Family members of a truck driver killed on I-90 near Columbus more than a year ago are now calling for justice.
After pleading no contest to a misdemeanor charge for a crash that killed Casey Allen and Nick Visser, Carlyn Jessop was given a six-month suspended sentence and a $1,000 fine on Monday.
It's a day that will forever haunt Peggy Mathiason. Her son, Nick Visser, was working with a fellow Hanser's tow truck driver, Casey Allen, to clear a crash near Columbus, when all of a sudden, the two were hit and killed by a driver from Utah.
"I don't hate him," Mathiason said about Jessop. "I feel kind of sorry for him. He's got a big burden. He's going to have the tape about (the) accident in his mind for the rest of his life. He saw things no one else saw."
Now, Mathiason isn't just coping with the loss of her son.
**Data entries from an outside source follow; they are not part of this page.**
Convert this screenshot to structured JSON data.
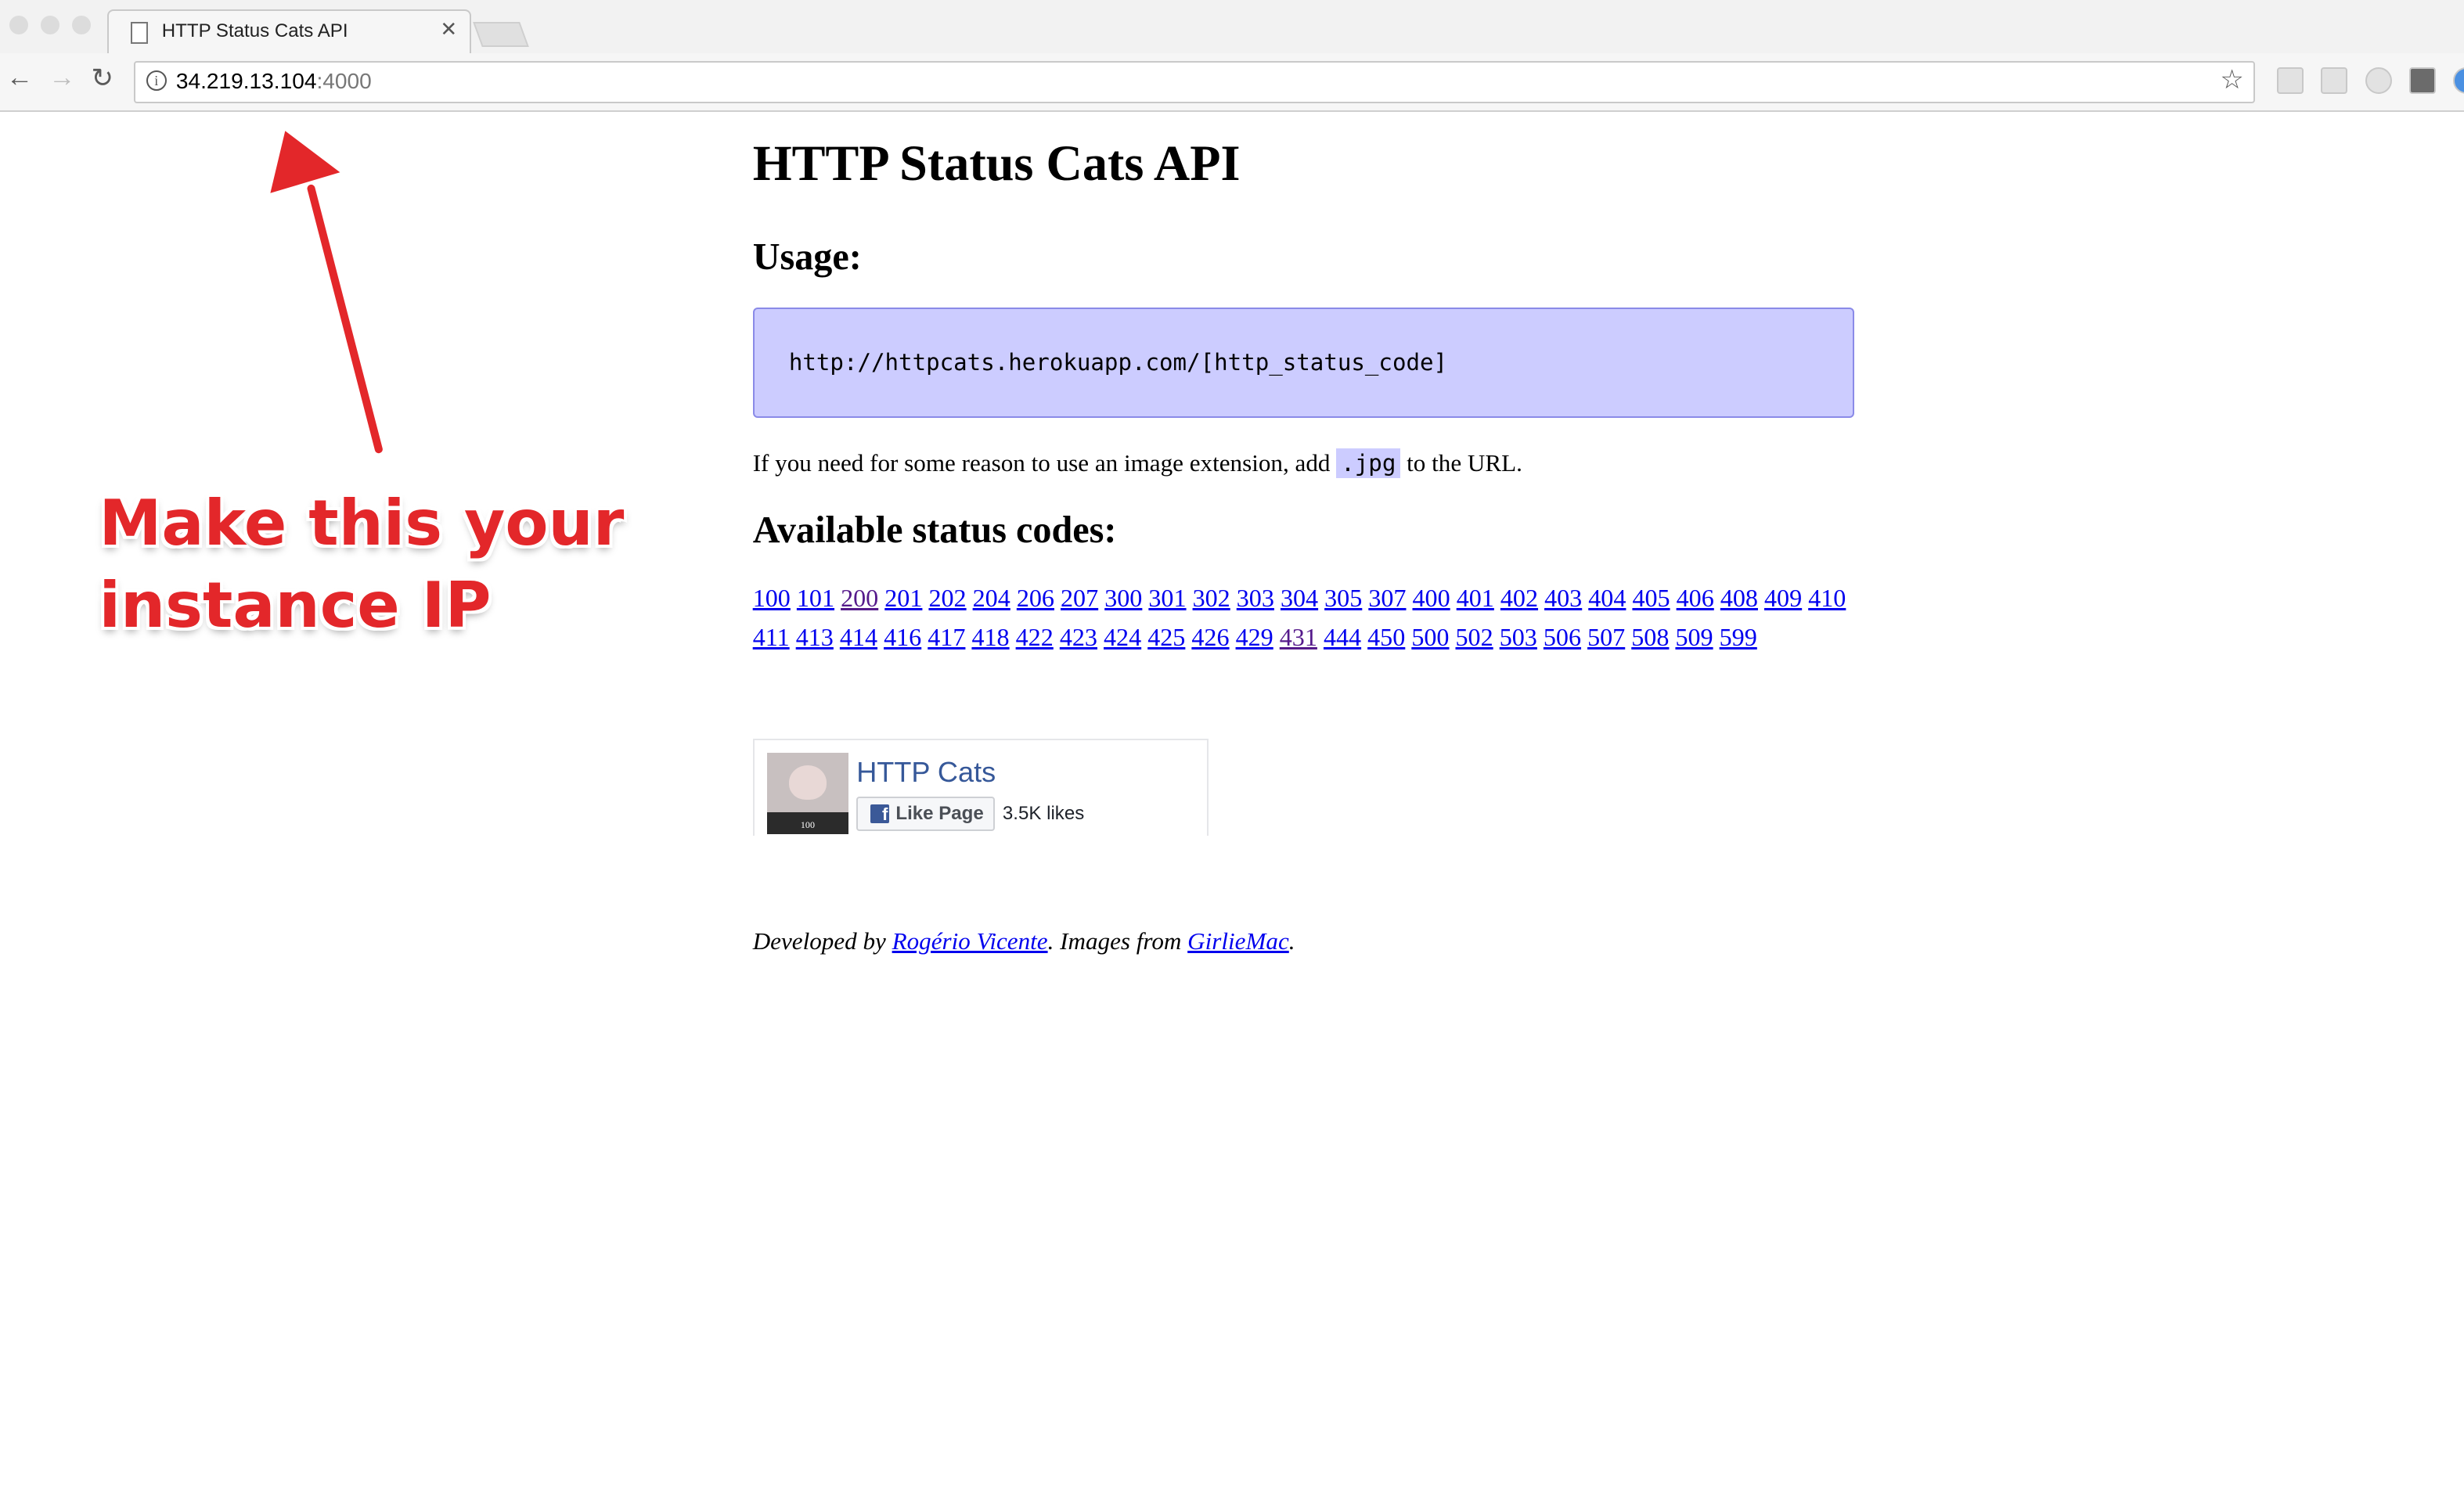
{
  "browser": {
    "tab_title": "HTTP Status Cats API",
    "url_host": "34.219.13.104",
    "url_port": ":4000"
  },
  "page": {
    "title": "HTTP Status Cats API",
    "usage_heading": "Usage:",
    "usage_code": "http://httpcats.herokuapp.com/[http_status_code]",
    "extension_text_before": "If you need for some reason to use an image extension, add ",
    "extension_code": ".jpg",
    "extension_text_after": " to the URL.",
    "codes_heading": "Available status codes:",
    "codes_row1": [
      "100",
      "101",
      "200",
      "201",
      "202",
      "204",
      "206",
      "207",
      "300",
      "301",
      "302",
      "303",
      "304",
      "305",
      "307",
      "400",
      "401",
      "402",
      "403",
      "404",
      "405",
      "406",
      "408",
      "409",
      "410"
    ],
    "codes_row2": [
      "411",
      "413",
      "414",
      "416",
      "417",
      "418",
      "422",
      "423",
      "424",
      "425",
      "426",
      "429",
      "431",
      "444",
      "450",
      "500",
      "502",
      "503",
      "506",
      "507",
      "508",
      "509",
      "599"
    ],
    "visited_codes": [
      "200",
      "431"
    ]
  },
  "facebook": {
    "page_name": "HTTP Cats",
    "like_label": "Like Page",
    "likes": "3.5K likes",
    "thumb_number": "100"
  },
  "footer": {
    "prefix": "Developed by ",
    "author": "Rogério Vicente",
    "middle": ". Images from ",
    "source": "GirlieMac",
    "suffix": "."
  },
  "annotation": {
    "line1": "Make this your",
    "line2": "instance IP",
    "color": "#e3272a"
  }
}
She says she's trying to make sense of what happened inside a Columbus courtroom on Monday.
"To be a misdemeanor charge, and with such low penalties, two men's lives were lost," she said. "And it just doesn't equate what happened."
Mathiason says she wanted a more serious charge.
According to court records, Jessop had been on the road for 24 hours without sleep.
"We felt that reckless driving could've been assigned to this because he had been driving so long, you know," Mathiason said.
Last fall, first responders came out to the Rims and later drove through Billings in honor of Visser and Allen.
Mathiason wants to raise awareness about the importance of driving safely around tow truck drivers and other first responders.
"Anybody with lights on top of their vehicles, signage, slow down and then move over," she said. "Make sure that those people are going home to their families at night, just like we all want to do. They want to go home to their families too."